Freddie O'Connell, Metro DES Advisory Board Member
In addition to being the District 19 Councilmember, Freddie O'Connell works as a software developer at Rustici Software. He and his partner, Whitney, have a 5-year-old daughter named Halley Ann. We asked O'Connell a few questions about his new position.
Question: How has Metro Nashville government changed over the past few years?
O'Connell: The most obvious changes have been the election of Nashville’s first woman mayor and most diverse Metro Council—with the largest number of minorities, two new Americans (one Latino and one Japanese-American), two openly LGBT members, and more women than ever before. In turn, with work done by the Metro Human Relations Commission and the mayor’s office, an effort is underway to ensure that public service is undertaken by civil servants who better reflect the community they serve.

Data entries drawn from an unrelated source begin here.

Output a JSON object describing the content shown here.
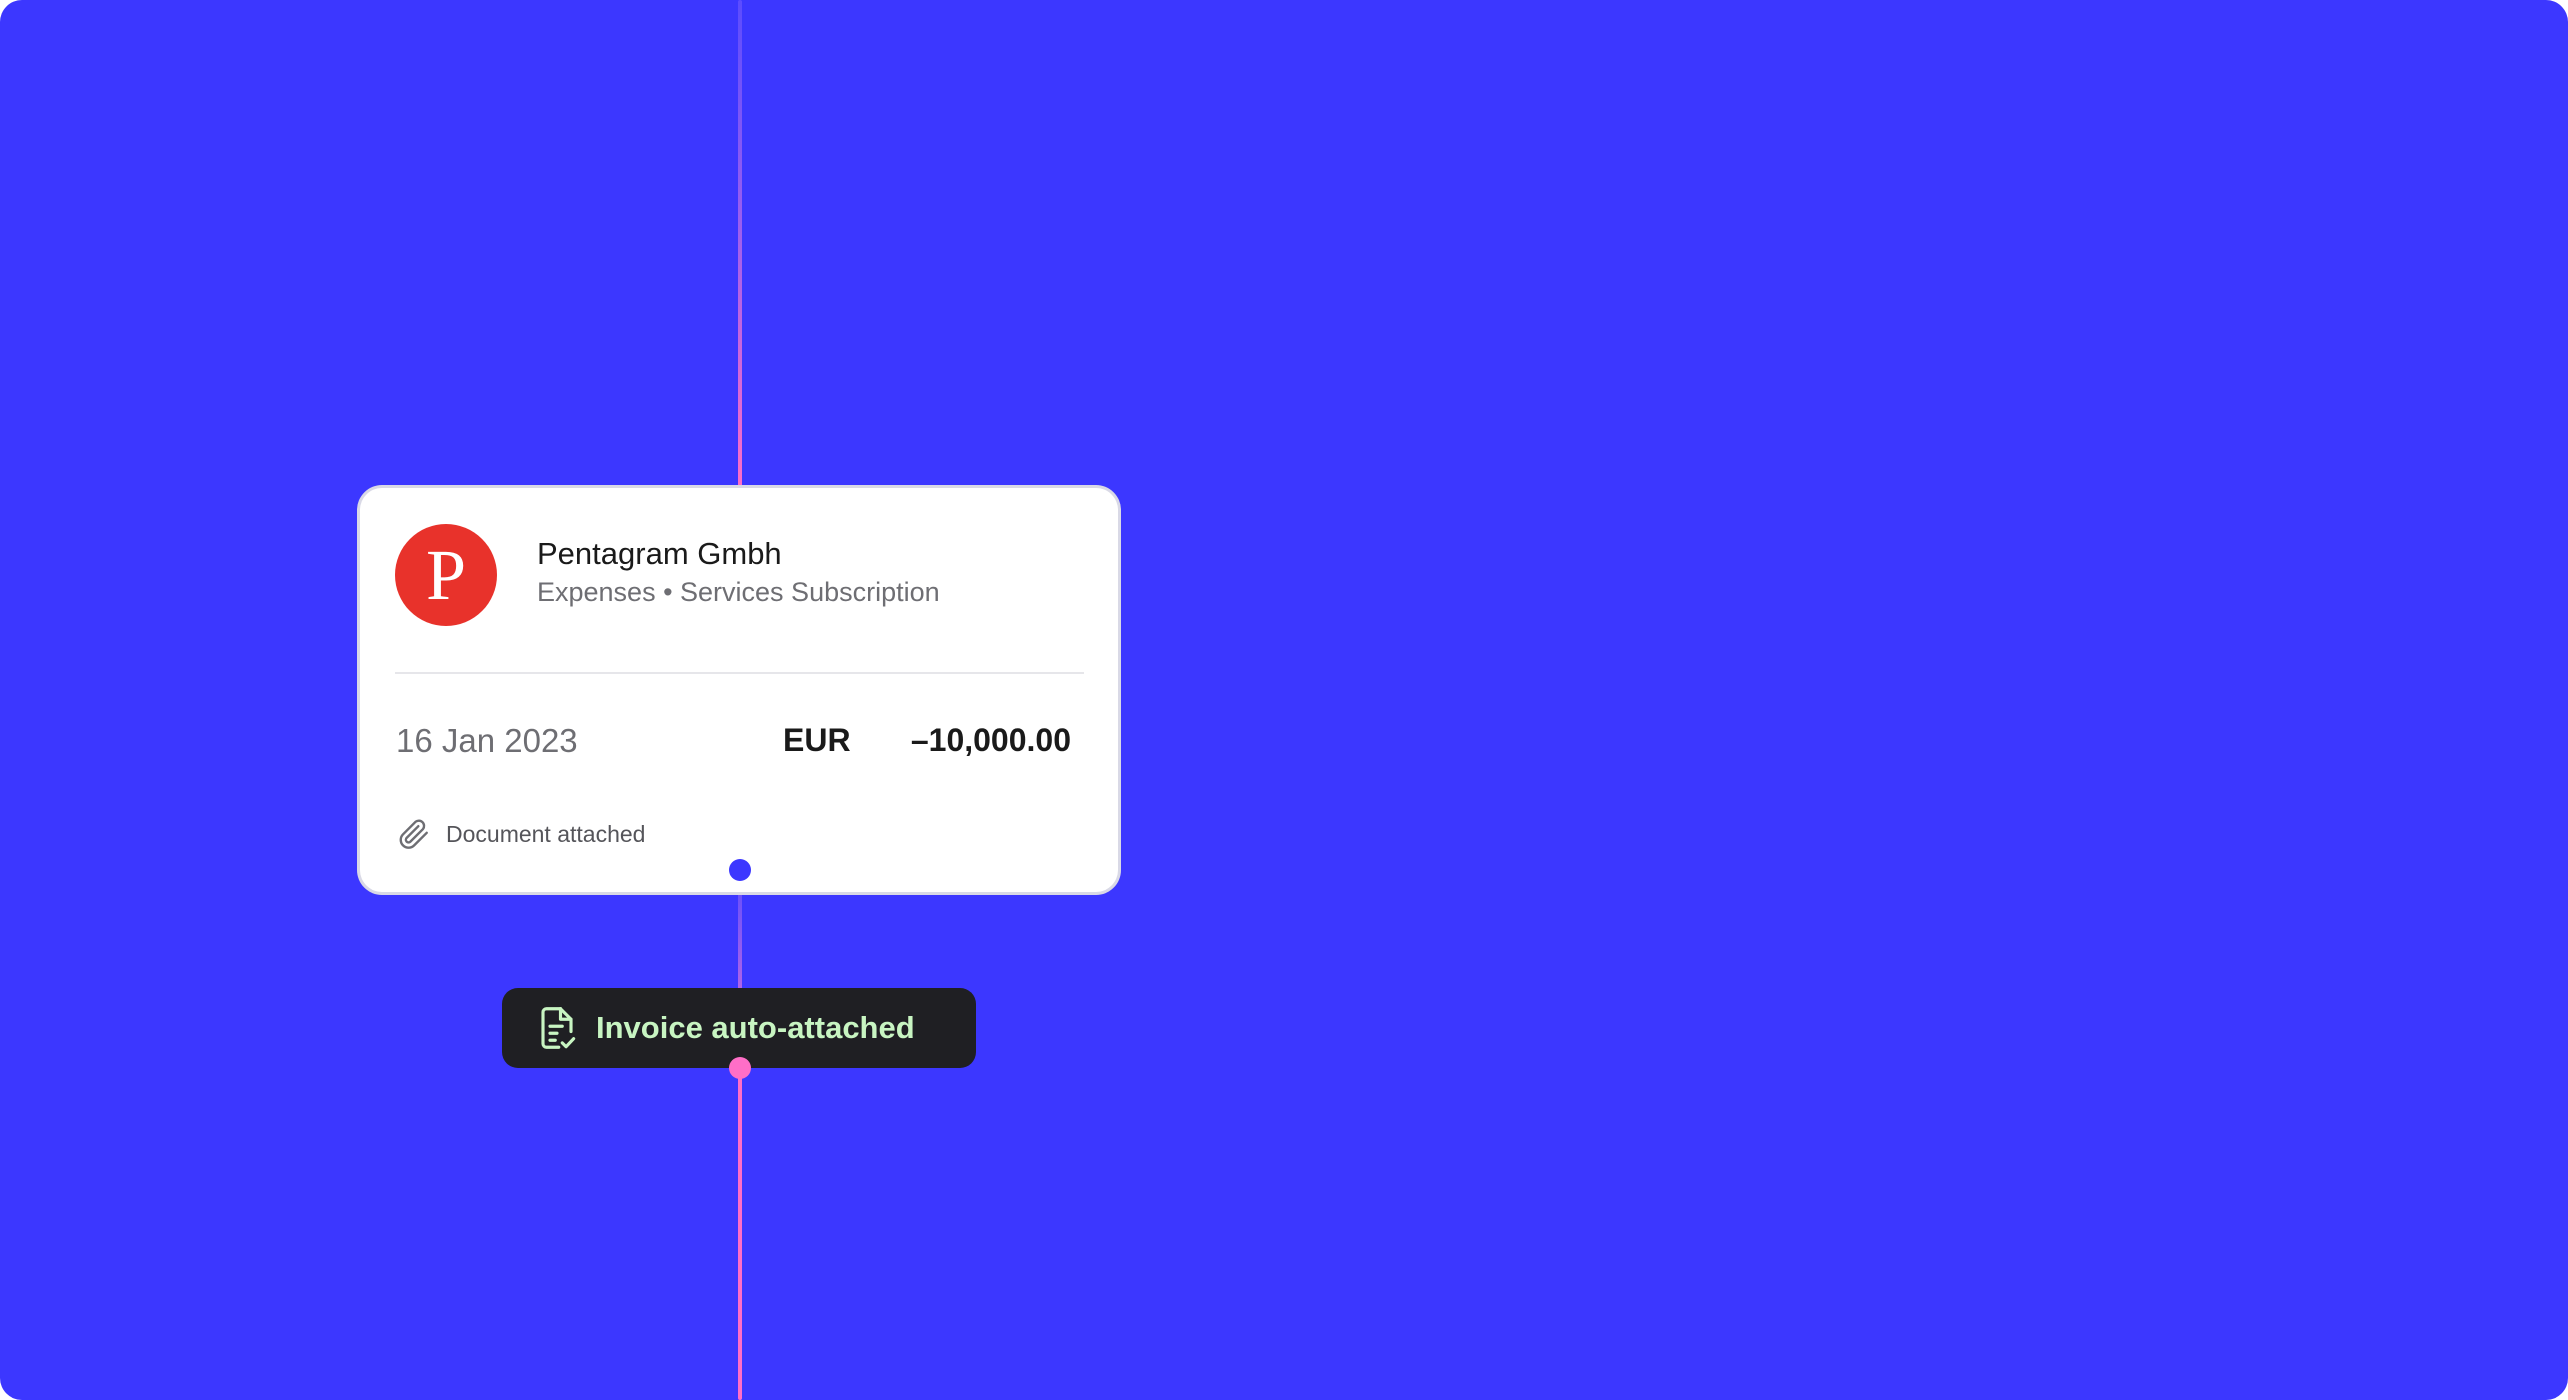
{
  "colors": {
    "background": "#3c37ff",
    "logo": "#e8322b",
    "badge_bg": "#1f1f23",
    "badge_text": "#c8f5c2",
    "timeline_pink": "#ff6ec7"
  },
  "transaction": {
    "logo_letter": "P",
    "merchant": "Pentagram Gmbh",
    "category": "Expenses • Services Subscription",
    "date": "16 Jan 2023",
    "currency": "EUR",
    "amount": "–10,000.00",
    "document_status": "Document attached",
    "document_icon": "paperclip-icon"
  },
  "badge": {
    "icon": "document-check-icon",
    "label": "Invoice auto-attached"
  }
}
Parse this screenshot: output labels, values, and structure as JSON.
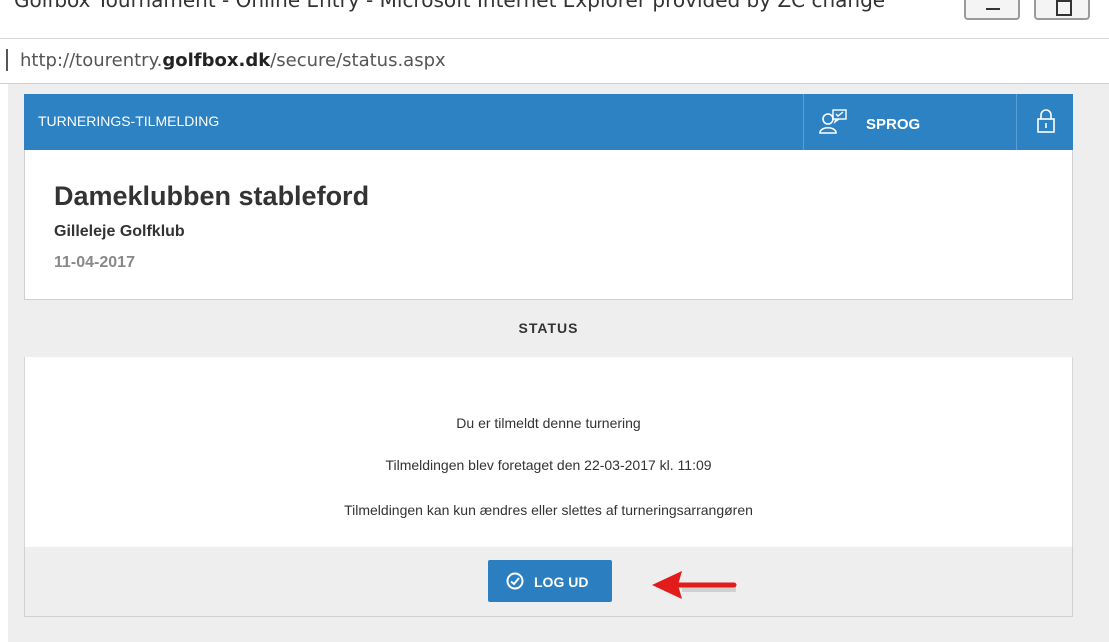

I think the recent completion of NashvilleNext offered a transformative model for the way in which Metro conducts its public processes, and Nashville MTA’s nMotion and Public Works’ WalknBike planning processes seem to have drawn some lessons from it. I hope our public engagement continues to be as ambitious in terms of data-driven outreach.
Finally, we are modernizing. Metro Council now uses a fully digital tablet-based system for reviewing information and recording votes. Digital innovations are becoming available across multiple departments, and the increasing availability of civic data offers better transparency.

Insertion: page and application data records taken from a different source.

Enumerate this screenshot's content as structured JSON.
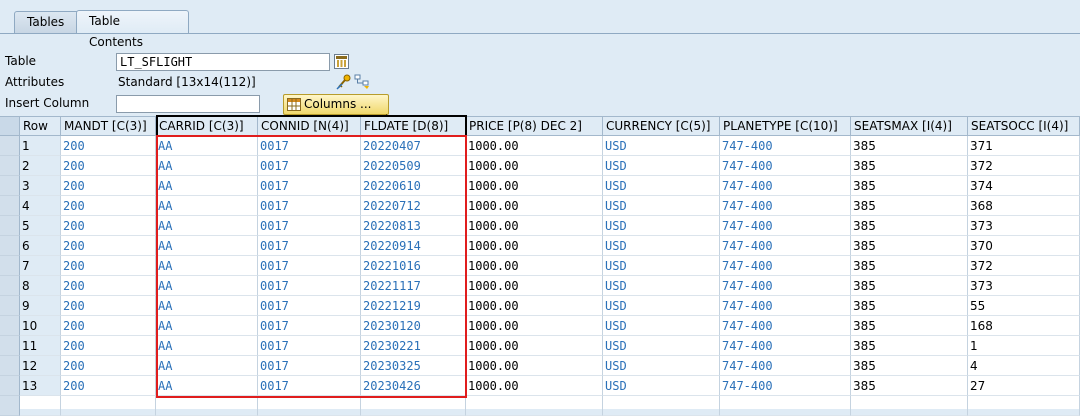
{
  "tabs": [
    {
      "label": "Tables"
    },
    {
      "label": "Table Contents"
    }
  ],
  "form": {
    "table_label": "Table",
    "table_value": "LT_SFLIGHT",
    "attributes_label": "Attributes",
    "attributes_value": "Standard [13x14(112)]",
    "insert_column_label": "Insert Column",
    "insert_column_value": "",
    "columns_button": "Columns ..."
  },
  "grid": {
    "columns": [
      "Row",
      "MANDT [C(3)]",
      "CARRID [C(3)]",
      "CONNID [N(4)]",
      "FLDATE [D(8)]",
      "PRICE [P(8) DEC 2]",
      "CURRENCY [C(5)]",
      "PLANETYPE [C(10)]",
      "SEATSMAX [I(4)]",
      "SEATSOCC [I(4)]"
    ],
    "rows": [
      [
        "1",
        "200",
        "AA",
        "0017",
        "20220407",
        "1000.00",
        "USD",
        "747-400",
        "385",
        "371"
      ],
      [
        "2",
        "200",
        "AA",
        "0017",
        "20220509",
        "1000.00",
        "USD",
        "747-400",
        "385",
        "372"
      ],
      [
        "3",
        "200",
        "AA",
        "0017",
        "20220610",
        "1000.00",
        "USD",
        "747-400",
        "385",
        "374"
      ],
      [
        "4",
        "200",
        "AA",
        "0017",
        "20220712",
        "1000.00",
        "USD",
        "747-400",
        "385",
        "368"
      ],
      [
        "5",
        "200",
        "AA",
        "0017",
        "20220813",
        "1000.00",
        "USD",
        "747-400",
        "385",
        "373"
      ],
      [
        "6",
        "200",
        "AA",
        "0017",
        "20220914",
        "1000.00",
        "USD",
        "747-400",
        "385",
        "370"
      ],
      [
        "7",
        "200",
        "AA",
        "0017",
        "20221016",
        "1000.00",
        "USD",
        "747-400",
        "385",
        "372"
      ],
      [
        "8",
        "200",
        "AA",
        "0017",
        "20221117",
        "1000.00",
        "USD",
        "747-400",
        "385",
        "373"
      ],
      [
        "9",
        "200",
        "AA",
        "0017",
        "20221219",
        "1000.00",
        "USD",
        "747-400",
        "385",
        "55"
      ],
      [
        "10",
        "200",
        "AA",
        "0017",
        "20230120",
        "1000.00",
        "USD",
        "747-400",
        "385",
        "168"
      ],
      [
        "11",
        "200",
        "AA",
        "0017",
        "20230221",
        "1000.00",
        "USD",
        "747-400",
        "385",
        "1"
      ],
      [
        "12",
        "200",
        "AA",
        "0017",
        "20230325",
        "1000.00",
        "USD",
        "747-400",
        "385",
        "4"
      ],
      [
        "13",
        "200",
        "AA",
        "0017",
        "20230426",
        "1000.00",
        "USD",
        "747-400",
        "385",
        "27"
      ]
    ]
  },
  "colors": {
    "key_value_blue": "#2a70b8",
    "highlight_red": "#e01d1d",
    "background": "#dfebf5"
  }
}
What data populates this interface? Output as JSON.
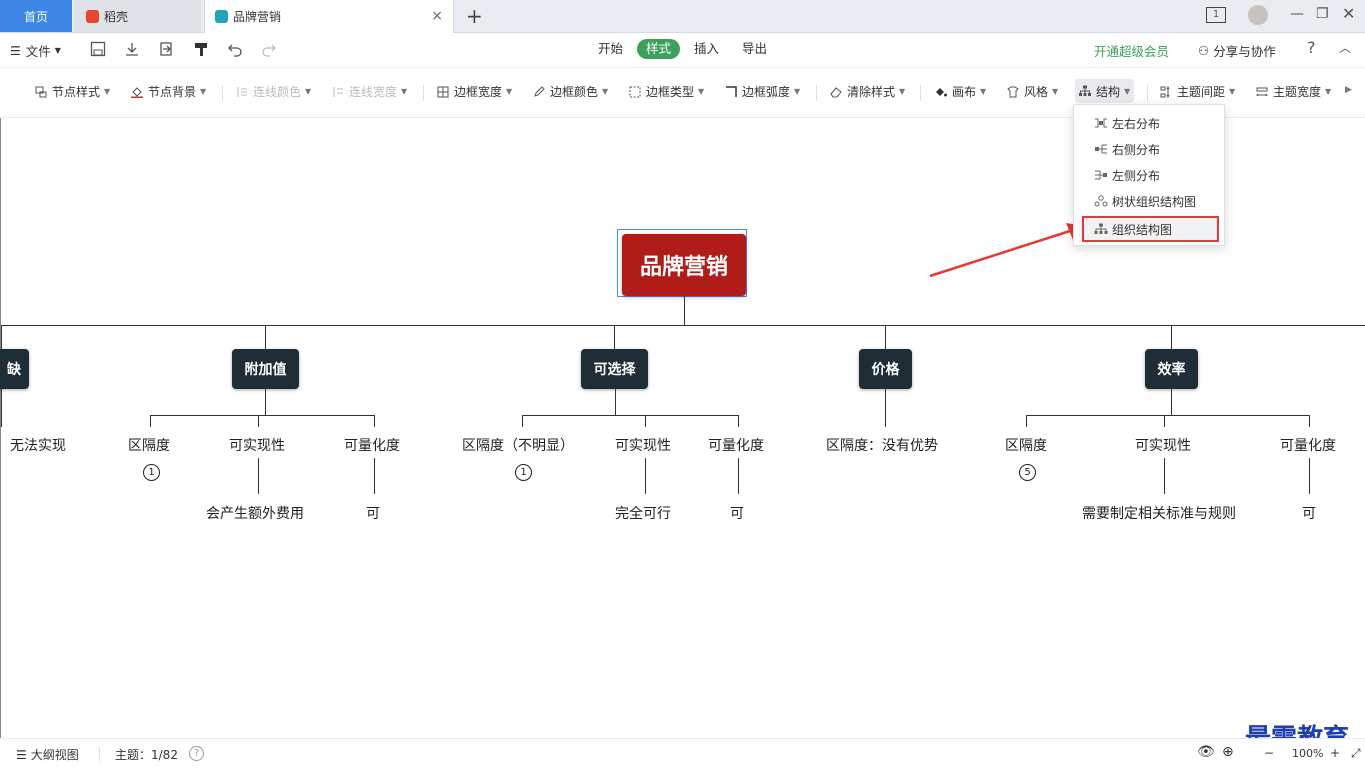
{
  "tabs": {
    "home": "首页",
    "daoke": "稻壳",
    "brand": "品牌营销",
    "add": "+",
    "close": "×"
  },
  "window": {
    "page_badge": "1"
  },
  "toolbar1": {
    "file": "文件",
    "menu_tabs": [
      "开始",
      "样式",
      "插入",
      "导出"
    ],
    "vip": "开通超级会员",
    "share": "分享与协作",
    "help": "?"
  },
  "toolbar2": {
    "node_style": "节点样式",
    "node_bg": "节点背景",
    "line_color": "连线颜色",
    "line_width": "连线宽度",
    "border_width": "边框宽度",
    "border_color": "边框颜色",
    "border_type": "边框类型",
    "border_radius": "边框弧度",
    "clear_style": "清除样式",
    "canvas": "画布",
    "theme_style": "风格",
    "structure": "结构",
    "topic_spacing": "主题间距",
    "topic_width": "主题宽度"
  },
  "dropdown": {
    "items": [
      "左右分布",
      "右侧分布",
      "左侧分布",
      "树状组织结构图",
      "组织结构图"
    ],
    "highlighted": "组织结构图"
  },
  "mindmap": {
    "root": "品牌营销",
    "branches": [
      {
        "label": "缺",
        "children": [
          {
            "label": "无法实现"
          }
        ]
      },
      {
        "label": "附加值",
        "children": [
          {
            "label": "区隔度",
            "badge": "1"
          },
          {
            "label": "可实现性",
            "sub": "会产生额外费用"
          },
          {
            "label": "可量化度",
            "sub": "可"
          }
        ]
      },
      {
        "label": "可选择",
        "children": [
          {
            "label": "区隔度（不明显）",
            "badge": "1"
          },
          {
            "label": "可实现性",
            "sub": "完全可行"
          },
          {
            "label": "可量化度",
            "sub": "可"
          }
        ]
      },
      {
        "label": "价格",
        "children": [
          {
            "label": "区隔度：没有优势"
          }
        ]
      },
      {
        "label": "效率",
        "children": [
          {
            "label": "区隔度",
            "badge": "5"
          },
          {
            "label": "可实现性",
            "sub": "需要制定相关标准与规则"
          },
          {
            "label": "可量化度",
            "sub": "可"
          }
        ]
      }
    ]
  },
  "statusbar": {
    "outline": "大纲视图",
    "topic_count": "主题：1/82",
    "zoom": "100%"
  },
  "watermark": "最需教育",
  "colors": {
    "accent_green": "#3da05b",
    "home_tab": "#3d86e6",
    "root_node": "#b01c18",
    "branch_node": "#1f2e36",
    "highlight_red": "#e53935"
  }
}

Question: What do you see as your most important task in your time on the advisory board?
O'Connell: I see my most important task as offering a reliable service that is provided with fiscal responsibility.
Question: What do you think is the biggest challenge that Metro DES will face in the immediate future?
O'Connell: I think the rapid growth of downtown will present as many challenges as opportunities in ensuring that awareness of DES is as broad as possible and that if capacity is perceived as a limiting factor we have a plan to address it. I think the sheer amount of excavation will also put DES infrastructure at occasional risk.
Question: How has your experience shaped you to serve on the DES board?
O'Connell: My consistent work with downtown organizations, as well as my service on a Citizens Advisory Committee for what is now the Clean Water Nashville Overflow Abatement Program, has offered relevant preparation. The latter opportunity, in particular, gave me a rich opportunity to learn much more about our water and general utility infrastructure.
Question: Can you tell us about your life outside of your day job(s)?
O'Connell: I have a 5-year-old daughter, and she’s pretty much my life outside of my day job. Having grown up in Nashville, I marvel at the opportunities for young children in this city, many of them available for free.
Before she arrived, I was an avid reader and movie viewer; now I’m occasional at best. I still try hard to see and stay in touch with friends. I generally enjoy and take advantage of Nashville being at the heart of a region with a lot of small towns, beautiful countryside and natural wonder. And I love our music scene and rich cultural offerings.